We don't know what the iPhone 5 looks like. We don't know when it's going to be on sale. We don't know how much it'll cost. But we do know that we want one.
That's according to RBC Capital Markets, which says the as-yet-unannounced upgrade to the iPhone 4 is seeing "unprecedented demand" ahead of the release, which is expected next month (October 15 if the CEO of Orange is to be believed).
It's been more than a year since the iPhone 4 came out and that was highly anticipated in itself (it helped that we knew what it looked like in advance thanks to a clumsy employee forgetting his and leaving it in a bar).

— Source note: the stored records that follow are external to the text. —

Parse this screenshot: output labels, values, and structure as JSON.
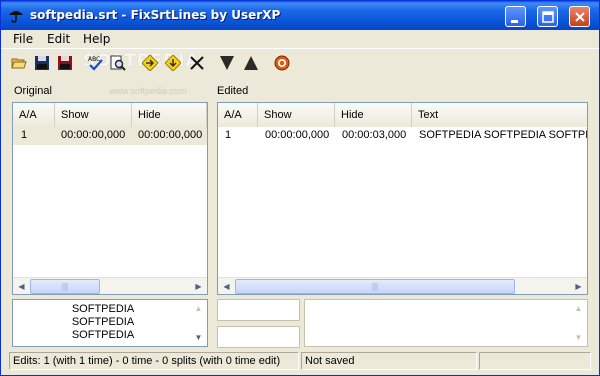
{
  "window": {
    "title": "softpedia.srt - FixSrtLines by UserXP"
  },
  "menu": {
    "items": [
      "File",
      "Edit",
      "Help"
    ]
  },
  "toolbar": {
    "tools": [
      "open-folder-icon",
      "save-icon",
      "save-as-icon",
      "spell-check-icon",
      "print-preview-icon",
      "move-next-icon",
      "move-down-icon",
      "delete-icon",
      "merge-down-icon",
      "split-up-icon",
      "about-icon"
    ],
    "watermark": "SOFTPEDIA",
    "watermark_url": "www.softpedia.com"
  },
  "original": {
    "label": "Original",
    "columns": [
      "A/A",
      "Show",
      "Hide"
    ],
    "rows": [
      {
        "aa": "1",
        "show": "00:00:00,000",
        "hide": "00:00:00,000"
      }
    ],
    "memo_lines": [
      "SOFTPEDIA",
      "SOFTPEDIA",
      "SOFTPEDIA"
    ]
  },
  "edited": {
    "label": "Edited",
    "columns": [
      "A/A",
      "Show",
      "Hide",
      "Text"
    ],
    "rows": [
      {
        "aa": "1",
        "show": "00:00:00,000",
        "hide": "00:00:03,000",
        "text": "SOFTPEDIA SOFTPEDIA SOFTPEDIA"
      }
    ]
  },
  "statusbar": {
    "edits": "Edits: 1 (with 1 time) - 0 time - 0 splits (with 0 time edit)",
    "saved": "Not saved",
    "extra": ""
  },
  "colors": {
    "titlebar": "#0b55d8",
    "face": "#ece9d8",
    "border": "#7f9db9",
    "selected_row": "#ece9d8"
  }
}
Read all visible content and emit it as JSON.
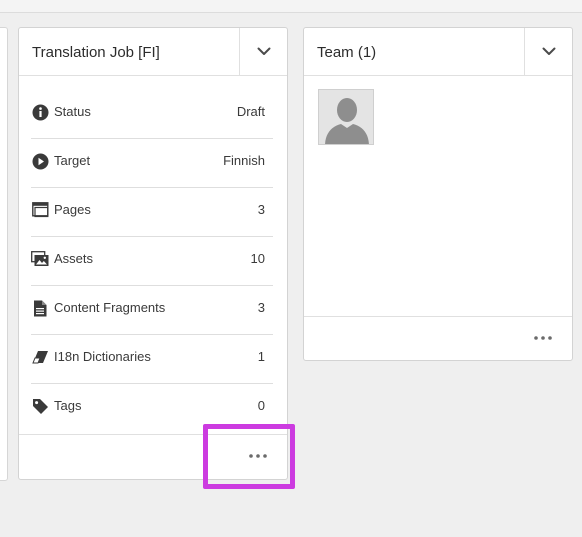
{
  "translation_card": {
    "title": "Translation Job [FI]",
    "rows": [
      {
        "icon": "info-icon",
        "label": "Status",
        "value": "Draft"
      },
      {
        "icon": "play-circle-icon",
        "label": "Target",
        "value": "Finnish"
      },
      {
        "icon": "pages-icon",
        "label": "Pages",
        "value": "3"
      },
      {
        "icon": "assets-icon",
        "label": "Assets",
        "value": "10"
      },
      {
        "icon": "document-icon",
        "label": "Content Fragments",
        "value": "3"
      },
      {
        "icon": "eraser-icon",
        "label": "I18n Dictionaries",
        "value": "1"
      },
      {
        "icon": "tag-icon",
        "label": "Tags",
        "value": "0"
      }
    ],
    "more_label": "•••"
  },
  "team_card": {
    "title": "Team (1)",
    "more_label": "•••"
  },
  "colors": {
    "highlight": "#cc3be0",
    "icon": "#3a3a3a",
    "border": "#d3d3d3"
  }
}
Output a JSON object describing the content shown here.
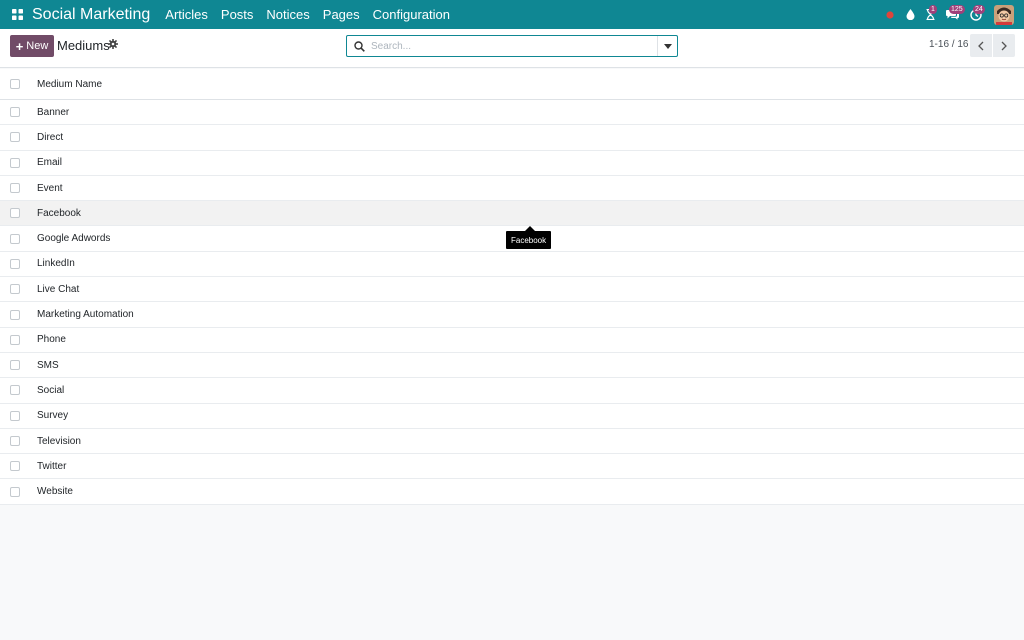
{
  "navbar": {
    "app_name": "Social Marketing",
    "menu": [
      "Articles",
      "Posts",
      "Notices",
      "Pages",
      "Configuration"
    ],
    "icons": {
      "apps": "apps-grid-icon",
      "status": "status-dot-icon",
      "droplet": "droplet-icon",
      "hourglass": "hourglass-icon",
      "chat": "chat-icon",
      "activity": "clock-icon"
    },
    "badges": {
      "hourglass": "1",
      "chat": "125",
      "activity": "24"
    },
    "colors": {
      "bar": "#0f8793",
      "badge": "#a0407a",
      "status_dot": "#e0443b"
    }
  },
  "control_panel": {
    "new_label": "New",
    "title": "Mediums",
    "search_placeholder": "Search...",
    "pager": "1-16 / 16"
  },
  "list": {
    "column_header": "Medium Name",
    "rows": [
      "Banner",
      "Direct",
      "Email",
      "Event",
      "Facebook",
      "Google Adwords",
      "LinkedIn",
      "Live Chat",
      "Marketing Automation",
      "Phone",
      "SMS",
      "Social",
      "Survey",
      "Television",
      "Twitter",
      "Website"
    ],
    "hovered_row": "Facebook"
  },
  "tooltip": {
    "text": "Facebook"
  },
  "colors": {
    "primary_button": "#714b67",
    "accent": "#0f8793"
  }
}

But whilst 25% of RBC interviewees planned on buying an iPhone 4 before launch, 31% have said they plan to go for an iPhone 5 this time around - despite not even knowing the specs or any other details than rumours.
Its all based on the answers of 2,200 people who were asked what they plan to do. 66% of current iPhone 4 users say they plan to upgrade though more than half insist they don't want to change networks to get the new model, which isn't a problem these days of course, considering the iPhone is offered on just about every network out there.
Based on all of this, RBC reckons 27m units will be shipped in the first quarter of sale - or up to 110m by the end of the first fiscal year. And while we're on the subject of sales figures, RBC reckons its original idea that 10.5m iPad 2s would be sold in the last quarter of the year is too low and it's now is putting the figure at 12.5m. It's basing that on back-to-school demand (how lucky are these kids? We just got a pencil case at the start of term!)
It all adds up to a very Merry Christmas for Apple if these projections are right - with the manufacturer's revenue for this year up to $110bn, or $28.30 per share. Even without Steve Jobs at the day-to-day helm, it appears that Apple will continue to go from strength to strength.